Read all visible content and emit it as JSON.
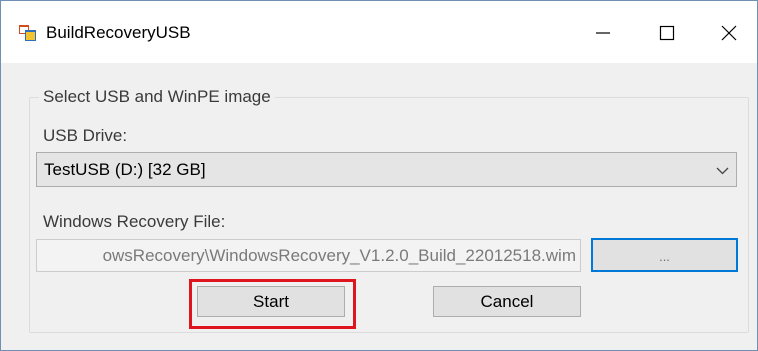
{
  "window": {
    "title": "BuildRecoveryUSB",
    "minimize_symbol": "—",
    "maximize_symbol": "☐",
    "close_symbol": "✕"
  },
  "group": {
    "legend": "Select USB and WinPE image"
  },
  "usb": {
    "label": "USB Drive:",
    "selected": "TestUSB (D:) [32 GB]"
  },
  "recovery": {
    "label": "Windows Recovery File:",
    "value": "owsRecovery\\WindowsRecovery_V1.2.0_Build_22012518.wim",
    "browse_label": "..."
  },
  "buttons": {
    "start": "Start",
    "cancel": "Cancel"
  },
  "colors": {
    "highlight": "#e0141e",
    "focus_border": "#0078d7"
  },
  "icons": {
    "app": "app-window-icon",
    "dropdown": "chevron-down-icon"
  }
}
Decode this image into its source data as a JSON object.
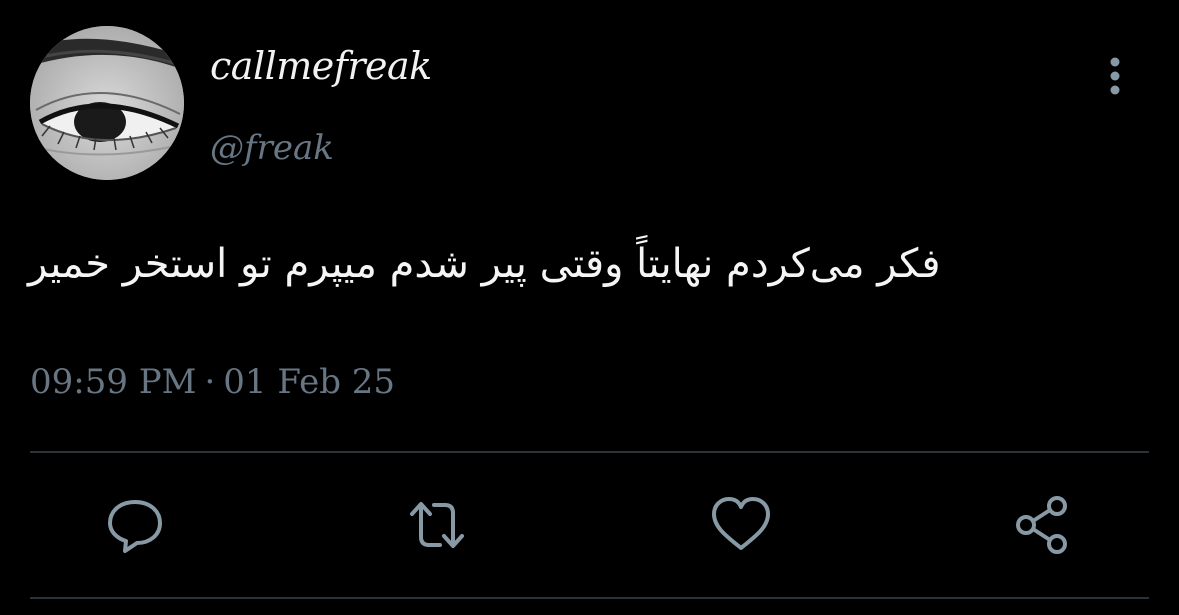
{
  "tweet": {
    "author": {
      "display_name": "callmefreak",
      "handle": "@freak"
    },
    "text": "فکر می‌کردم نهایتاً وقتی پیر شدم میپرم تو استخر خمیر",
    "timestamp": {
      "time": "09:59 PM",
      "separator": "·",
      "date": "01 Feb 25"
    }
  },
  "icons": {
    "more": "more-vertical-icon",
    "reply": "reply-icon",
    "retweet": "retweet-icon",
    "like": "heart-icon",
    "share": "share-icon"
  },
  "colors": {
    "background": "#000000",
    "primary_text": "#f5f5f5",
    "secondary_text": "#687684",
    "icon": "#8899a6",
    "divider": "#2b3238"
  }
}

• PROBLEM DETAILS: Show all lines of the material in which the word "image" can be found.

• WRITTEN RESPONSE:
    "legend": "Select USB and WinPE image"
Decode this image into its source data as a JSON object.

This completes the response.